Let’s stop calling car dealers car dealers.
That’s what Chuck Parker proposes. He’s an auto journalist who has covered the industry a long time. He doesn’t hesitate to tell people what he thinks, often framed as a question, but typically accompanied by his nice-guy grin.
“Why do you call yourself dealers?” Parker asks a couple of them at an American Financial Services Assn. automotive conference. “Right off the bat, it says someone is dealing.”
Well, it’s not like they’re dealing drugs, but I guess I get his point. It spooks car shoppers if they think they’re dealing with a wheeler-dealer type.
That’s why auto retailing has shifted to a softer sell, price transparency and an emphasis on a pleasant experience for customers who feel fairly treated. But no name changes accompanied all that.
One of the people to whom Parker asks his question is AutoNation’s e-commerce vice president, Famous Rhodes. He’s the son of a dealer who apparently had really high expectations for his son, or at least didn’t use a book of common boys’ names when he picked Famous.
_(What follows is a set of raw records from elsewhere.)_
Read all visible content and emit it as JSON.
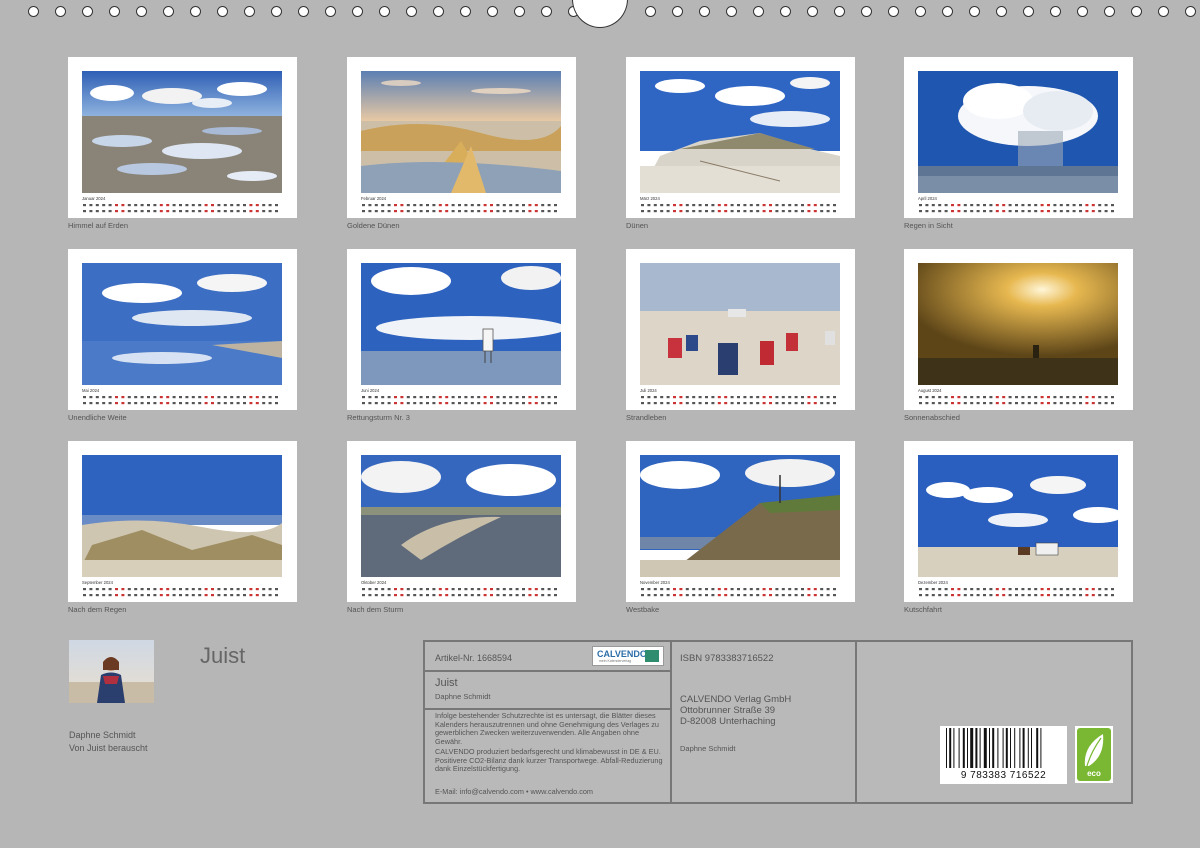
{
  "months": [
    {
      "label": "Januar 2024",
      "caption": "Himmel auf Erden"
    },
    {
      "label": "Februar 2024",
      "caption": "Goldene Dünen"
    },
    {
      "label": "März 2024",
      "caption": "Dünen"
    },
    {
      "label": "April 2024",
      "caption": "Regen in Sicht"
    },
    {
      "label": "Mai 2024",
      "caption": "Unendliche Weite"
    },
    {
      "label": "Juni 2024",
      "caption": "Rettungsturm Nr. 3"
    },
    {
      "label": "Juli 2024",
      "caption": "Strandleben"
    },
    {
      "label": "August 2024",
      "caption": "Sonnenabschied"
    },
    {
      "label": "September 2024",
      "caption": "Nach dem Regen"
    },
    {
      "label": "Oktober 2024",
      "caption": "Nach dem Sturm"
    },
    {
      "label": "November 2024",
      "caption": "Westbake"
    },
    {
      "label": "Dezember 2024",
      "caption": "Kutschfahrt"
    }
  ],
  "cover": {
    "title": "Juist",
    "author": "Daphne Schmidt",
    "subtitle": "Von Juist berauscht"
  },
  "info": {
    "article": "Artikel-Nr. 1668594",
    "logo_text": "CALVENDO",
    "logo_sub": "mein Kalenderverlag",
    "title": "Juist",
    "author": "Daphne Schmidt",
    "legal": "Infolge bestehender Schutzrechte ist es untersagt, die Blätter dieses Kalenders herauszutrennen und ohne Genehmigung des Verlages zu gewerblichen Zwecken weiterzuverwenden. Alle Angaben ohne Gewähr.",
    "eco_note": "CALVENDO produziert bedarfsgerecht und klimabewusst in DE & EU. Positivere CO2-Bilanz dank kurzer Transportwege. Abfall-Reduzierung dank Einzelstückfertigung.",
    "contact": "E-Mail: info@calvendo.com • www.calvendo.com",
    "isbn": "ISBN 9783383716522",
    "publisher_name": "CALVENDO Verlag GmbH",
    "publisher_street": "Ottobrunner Straße 39",
    "publisher_city": "D-82008 Unterhaching",
    "publisher_author": "Daphne Schmidt",
    "barcode_digits": "9 783383 716522",
    "eco_label": "eco"
  },
  "colors": {
    "background": "#b6b6b6",
    "sky": "#3f6fc0",
    "sand": "#d7cfbf",
    "sunset": "#b8862e",
    "eco_green": "#7ab833",
    "weekend": "#cc3333"
  }
}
Rhodes recalls using the word “dealership” during a conversation with Michael Jackson, CEO of AutoNation, the country’s largest dealership chain. “Mike said, ‘We don’t have dealerships, we have stores.’” A lot of business people can say that, but they don’t sell motor vehicles.
Toyota dealer Brian McCafferty fields Parker’s name-change suggestion by diplomatically saying, “It’s something we should look at.”
Dropping the dealer moniker could cause a ripple effect. Would the National Automobile Dealers Assn. become something else? Would we take a chisel to our WardsAuto Dealer Business magazine?
At the conference, Rhodes turns to Gary Tucker, CEO of the review website DealerRater, and says: “Maybe your company’s name should be changed to StoreRater.”
If we start referring to dealerships as stores, let’s get creative. We could go quaint: “Ye Olde Car-iosity Shoppe.” Or cute: “Cars R Us."
Tucker is noncommittal about retitling DealerRater, but he offers a proposed change of his own. He suggests dropping “salesperson” from the dealership vernacular.
Players proffer replacement names. “Product specialist” works famously for Rhodes.
Motor Trend’s Charlie Vogelheim tongue-in-cheek (I think) comes up with “experience guide,” as in someone who escorts customers during their car-buying journey. (“This way to the wondrous F&I office, folks.”)
Oh, about those customers. Some dealers have quit calling them that, on the premise it sounds too common. So they'll refer to “clients” or “guests.” The latter would fit nicely if Marriott or Westin got in the car business.
However named, the reference is to people who go to a dealership (a.k.a. store), talk with a salesperson (a.k.a. product specialist) and work out a deal (a.k.a. experience).
Quick-witted Vogelheim gets serious (I think) when he says, “I’ll defend the word ‘dealer.’ It’s used holistically.” Holistically? I thought we were talking about selling cars, not practicing medicine.
Parker tells me he’d replace “dealer” with “retailer.” No seismic change there.
Or we can just keep calling them dealers. Unless they sell vintage cars. Then we could call them antique dealers. But wait, that name’s already taken.